> **Exercise instructions**
Every line containing the string "check" is to be copied from the records.

> **Records from a collection**
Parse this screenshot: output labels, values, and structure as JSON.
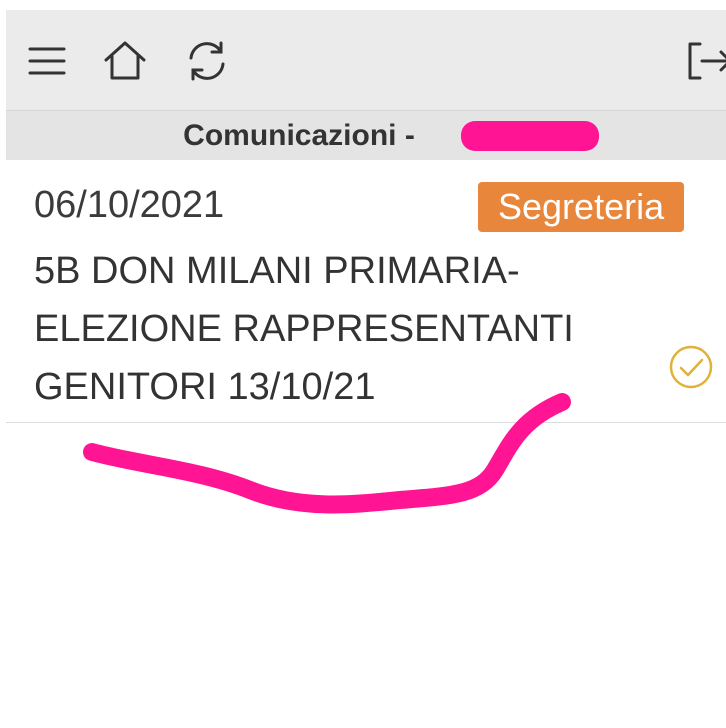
{
  "toolbar": {
    "icons": [
      "menu-icon",
      "home-icon",
      "refresh-icon",
      "logout-icon"
    ]
  },
  "subheader": {
    "title": "Comunicazioni -"
  },
  "message": {
    "date": "06/10/2021",
    "tag": "Segreteria",
    "subject": "5B DON MILANI PRIMARIA-ELEZIONE RAPPRESENTANTI GENITORI 13/10/21",
    "read_status_icon": "check-circle-icon"
  },
  "colors": {
    "toolbar_bg": "#ebebeb",
    "subheader_bg": "#e4e4e4",
    "tag_bg": "#e8863b",
    "check": "#e0b23a",
    "annotation": "#ff1493"
  }
}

> **Solution**
    "read_status_icon": "check-circle-icon"
    "check": "#e0b23a",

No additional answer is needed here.